Letter from Ralph Vaughan Williams to Gerald Finzi

Letter No.: 
VWL2491
October 19th 1952.

From R. Vaughan Williams,
The White Gates,
Westcott Road,
Dorking.

Dear Gerald,

There are three things to do with S.O.L.1 -
A. Leave it to its fate. But is this right? there is no room in the world for second rate work, and if this is really second-rate it had better be put out of its misery by the vet. The more so because Ursula's words which are certainly worth preserving are already in print in her new book, QV.
B. I could revise it. But is it worth revising? In which case I had better
C. Scrap it.2
The funny thing is that
(1.) I got excited and liked it while I was doing it and thought the tunes very good. But when I heard them they all seemed to be still-born.
(2.) The part I liked best is part I. especially the horses of the sun, and this is the part which most people seem to like least.
(3.) The chorus seemed tame and bored, but to excuse the work on these grounds is like a bad workman complaining of his tools.
What really worries me is that this flop, if it is one, has made me lose my self-confidence. For the last two months I have been writing away hard, and thinking it all very good, but now after this interval, I am sure I shall say “Am I deceiving myself? and losing my power of self-criticism?”
Now I want you, and my other friends, to tell me, like the policeman did to Mrs Sheldon Amos at Piccadilly Circus,3 when I ought to go home as being too old for this job. This probably will not prevent me going on writing but I can keep it all confidential.4
There, that is all I have got to say at the present.
Ursula and I laughed till we cried over the free milk.5 
My love to Joyce.
Uncle Ralph 

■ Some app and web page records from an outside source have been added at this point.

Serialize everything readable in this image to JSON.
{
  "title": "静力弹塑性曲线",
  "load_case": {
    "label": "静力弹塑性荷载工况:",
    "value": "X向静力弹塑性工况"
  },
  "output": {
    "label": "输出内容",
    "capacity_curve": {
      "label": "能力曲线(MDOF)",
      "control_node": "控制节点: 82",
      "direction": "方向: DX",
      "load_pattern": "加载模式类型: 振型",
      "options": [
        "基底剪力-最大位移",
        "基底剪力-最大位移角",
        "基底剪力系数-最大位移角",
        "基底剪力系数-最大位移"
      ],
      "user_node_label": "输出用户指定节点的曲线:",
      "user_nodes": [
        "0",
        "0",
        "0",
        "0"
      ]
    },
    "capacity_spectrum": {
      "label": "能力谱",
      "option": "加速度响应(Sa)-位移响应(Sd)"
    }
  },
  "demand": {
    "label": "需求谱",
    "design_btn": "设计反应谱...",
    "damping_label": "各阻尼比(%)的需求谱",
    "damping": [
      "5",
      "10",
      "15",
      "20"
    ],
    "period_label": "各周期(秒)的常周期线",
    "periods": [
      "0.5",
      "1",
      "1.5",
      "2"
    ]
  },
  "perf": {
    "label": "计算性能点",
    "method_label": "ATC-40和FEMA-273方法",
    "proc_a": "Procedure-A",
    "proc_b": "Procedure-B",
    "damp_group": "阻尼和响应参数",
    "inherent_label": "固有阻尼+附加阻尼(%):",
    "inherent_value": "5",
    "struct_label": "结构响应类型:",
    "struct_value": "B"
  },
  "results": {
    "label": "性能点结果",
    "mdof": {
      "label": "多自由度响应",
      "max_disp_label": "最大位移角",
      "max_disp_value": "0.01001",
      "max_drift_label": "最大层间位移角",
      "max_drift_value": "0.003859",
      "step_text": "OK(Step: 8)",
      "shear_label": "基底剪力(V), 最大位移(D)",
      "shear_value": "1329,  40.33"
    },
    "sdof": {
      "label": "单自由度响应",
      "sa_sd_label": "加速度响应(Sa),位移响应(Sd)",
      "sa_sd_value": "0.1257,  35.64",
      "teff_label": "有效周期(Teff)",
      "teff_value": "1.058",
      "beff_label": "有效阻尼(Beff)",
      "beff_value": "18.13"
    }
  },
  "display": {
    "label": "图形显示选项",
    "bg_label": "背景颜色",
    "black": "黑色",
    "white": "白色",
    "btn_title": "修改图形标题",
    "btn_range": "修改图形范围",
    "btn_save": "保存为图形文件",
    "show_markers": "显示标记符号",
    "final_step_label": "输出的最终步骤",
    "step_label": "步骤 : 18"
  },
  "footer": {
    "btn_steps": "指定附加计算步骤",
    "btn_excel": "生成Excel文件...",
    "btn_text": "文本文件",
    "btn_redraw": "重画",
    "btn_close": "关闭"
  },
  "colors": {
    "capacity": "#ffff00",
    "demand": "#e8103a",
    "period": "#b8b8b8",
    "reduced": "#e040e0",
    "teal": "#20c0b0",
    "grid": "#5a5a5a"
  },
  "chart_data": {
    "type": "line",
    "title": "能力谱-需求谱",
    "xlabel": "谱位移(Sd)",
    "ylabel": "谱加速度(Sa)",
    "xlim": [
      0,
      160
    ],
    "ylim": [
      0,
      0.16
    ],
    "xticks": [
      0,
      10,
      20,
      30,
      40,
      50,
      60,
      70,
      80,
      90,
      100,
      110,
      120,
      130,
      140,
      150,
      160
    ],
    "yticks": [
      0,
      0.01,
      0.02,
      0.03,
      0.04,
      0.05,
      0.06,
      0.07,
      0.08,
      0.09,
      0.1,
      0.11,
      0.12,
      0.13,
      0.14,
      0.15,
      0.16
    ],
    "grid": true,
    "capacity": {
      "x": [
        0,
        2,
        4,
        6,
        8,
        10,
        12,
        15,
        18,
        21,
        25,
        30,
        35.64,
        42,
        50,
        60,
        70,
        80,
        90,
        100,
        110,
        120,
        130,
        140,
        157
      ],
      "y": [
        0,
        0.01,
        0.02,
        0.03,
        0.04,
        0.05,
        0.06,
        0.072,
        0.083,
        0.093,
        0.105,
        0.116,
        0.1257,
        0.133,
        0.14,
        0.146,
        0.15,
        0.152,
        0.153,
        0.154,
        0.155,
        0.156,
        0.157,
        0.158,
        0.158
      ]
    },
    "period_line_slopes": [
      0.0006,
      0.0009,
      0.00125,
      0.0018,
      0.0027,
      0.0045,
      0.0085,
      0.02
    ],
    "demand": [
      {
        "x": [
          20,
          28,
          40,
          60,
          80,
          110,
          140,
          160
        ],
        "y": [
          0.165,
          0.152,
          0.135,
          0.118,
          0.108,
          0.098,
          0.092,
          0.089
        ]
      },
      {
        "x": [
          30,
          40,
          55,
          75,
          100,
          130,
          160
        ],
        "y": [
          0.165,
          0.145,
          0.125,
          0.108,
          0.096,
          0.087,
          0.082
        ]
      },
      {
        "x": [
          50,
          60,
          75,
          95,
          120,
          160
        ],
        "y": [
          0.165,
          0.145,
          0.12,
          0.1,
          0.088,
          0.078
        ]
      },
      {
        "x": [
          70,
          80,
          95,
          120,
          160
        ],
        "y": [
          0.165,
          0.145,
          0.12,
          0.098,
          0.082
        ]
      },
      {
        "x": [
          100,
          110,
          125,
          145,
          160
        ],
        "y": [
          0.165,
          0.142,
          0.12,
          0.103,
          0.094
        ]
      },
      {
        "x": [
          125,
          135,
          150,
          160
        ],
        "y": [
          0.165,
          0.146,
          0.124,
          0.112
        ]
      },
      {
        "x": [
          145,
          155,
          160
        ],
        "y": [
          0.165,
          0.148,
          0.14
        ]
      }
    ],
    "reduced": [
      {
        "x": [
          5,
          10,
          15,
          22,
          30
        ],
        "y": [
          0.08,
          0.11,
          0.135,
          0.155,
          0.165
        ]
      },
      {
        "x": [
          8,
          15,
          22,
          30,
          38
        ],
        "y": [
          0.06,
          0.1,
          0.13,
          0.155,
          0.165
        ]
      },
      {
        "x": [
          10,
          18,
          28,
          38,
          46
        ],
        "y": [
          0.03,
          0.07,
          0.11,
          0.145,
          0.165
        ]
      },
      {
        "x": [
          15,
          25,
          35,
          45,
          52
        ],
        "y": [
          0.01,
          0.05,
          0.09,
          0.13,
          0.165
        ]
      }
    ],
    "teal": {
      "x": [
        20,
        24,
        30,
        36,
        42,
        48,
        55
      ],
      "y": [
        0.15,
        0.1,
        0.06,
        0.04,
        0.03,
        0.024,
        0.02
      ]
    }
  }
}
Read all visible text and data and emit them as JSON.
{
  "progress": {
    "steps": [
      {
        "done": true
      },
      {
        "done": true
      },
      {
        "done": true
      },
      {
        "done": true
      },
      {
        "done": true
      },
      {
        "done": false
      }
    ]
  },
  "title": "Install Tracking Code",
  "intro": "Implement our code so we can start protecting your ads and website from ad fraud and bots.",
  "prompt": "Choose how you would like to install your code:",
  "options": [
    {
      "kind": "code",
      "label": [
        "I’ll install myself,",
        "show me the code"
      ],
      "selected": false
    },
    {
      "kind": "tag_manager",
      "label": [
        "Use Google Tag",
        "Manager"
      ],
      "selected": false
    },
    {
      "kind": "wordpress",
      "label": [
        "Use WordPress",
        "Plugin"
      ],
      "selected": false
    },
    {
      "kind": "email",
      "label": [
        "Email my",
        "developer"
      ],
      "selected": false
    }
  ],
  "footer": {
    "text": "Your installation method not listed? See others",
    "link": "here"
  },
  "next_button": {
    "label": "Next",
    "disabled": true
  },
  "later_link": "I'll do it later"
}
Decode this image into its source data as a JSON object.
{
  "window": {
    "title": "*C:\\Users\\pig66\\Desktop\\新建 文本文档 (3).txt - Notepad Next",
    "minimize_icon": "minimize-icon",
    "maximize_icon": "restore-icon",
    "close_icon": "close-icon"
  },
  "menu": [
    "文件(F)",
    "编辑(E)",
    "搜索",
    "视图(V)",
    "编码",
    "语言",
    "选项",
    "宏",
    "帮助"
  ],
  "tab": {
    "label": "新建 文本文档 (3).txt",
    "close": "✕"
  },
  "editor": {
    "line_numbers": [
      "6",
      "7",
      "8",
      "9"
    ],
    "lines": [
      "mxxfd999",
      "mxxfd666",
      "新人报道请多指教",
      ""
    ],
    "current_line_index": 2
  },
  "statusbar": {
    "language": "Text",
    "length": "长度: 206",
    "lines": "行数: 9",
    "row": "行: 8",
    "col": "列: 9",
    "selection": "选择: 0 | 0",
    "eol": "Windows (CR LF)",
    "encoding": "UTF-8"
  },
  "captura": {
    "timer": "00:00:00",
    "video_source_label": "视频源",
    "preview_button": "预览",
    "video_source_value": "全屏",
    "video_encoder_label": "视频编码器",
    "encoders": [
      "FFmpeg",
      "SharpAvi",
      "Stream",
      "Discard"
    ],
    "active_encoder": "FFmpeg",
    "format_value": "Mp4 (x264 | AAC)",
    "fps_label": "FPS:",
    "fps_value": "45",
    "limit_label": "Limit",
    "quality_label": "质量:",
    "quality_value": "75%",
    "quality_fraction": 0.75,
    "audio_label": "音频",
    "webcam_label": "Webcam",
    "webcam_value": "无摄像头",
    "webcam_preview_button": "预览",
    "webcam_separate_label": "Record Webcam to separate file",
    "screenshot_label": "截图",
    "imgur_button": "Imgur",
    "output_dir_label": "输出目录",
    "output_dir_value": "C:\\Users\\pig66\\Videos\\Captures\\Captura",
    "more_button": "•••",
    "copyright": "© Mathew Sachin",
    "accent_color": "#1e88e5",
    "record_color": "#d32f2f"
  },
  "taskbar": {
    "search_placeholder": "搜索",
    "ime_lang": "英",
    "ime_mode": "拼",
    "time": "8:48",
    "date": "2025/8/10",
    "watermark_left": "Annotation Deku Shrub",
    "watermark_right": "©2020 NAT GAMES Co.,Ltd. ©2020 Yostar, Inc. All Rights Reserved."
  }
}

1. Sons of Light (Catalogue of Works 1950/3) first performed at the Albert Hall on 6 May 1951.
2. This would have been difficult, since it had been published the previous year by Oxford University Press.
3. Mrs Sheldon Amos (Sarah Maclardie Amos, nee Bunting) was a political activist especially concerned with women's rights. She was the mother of VW's Cambridge friend and contemporary, Maurice Amos, from whom VW may have heard this story.
4. Finzi replied the next day saying that in all artists' output there were good and less good works and if VW had stopped writing at the time of the earlier second-rate examples such as Old King Cole or The Poisoned Kiss then a number of truly great works would never have been written.
5. Finzi seems to have told VW an amusing story to do with something like the government's provision of free milk to school children. 

Location of copy:

Shelfmark of copy: 
Finzi Box 10
General notes: 

Typewritten, signed, dictated to Ursula. Apparently a response to VWL2490.

Format: 
Letter
Citation: 
Cobbe 592
Original database number: 
521019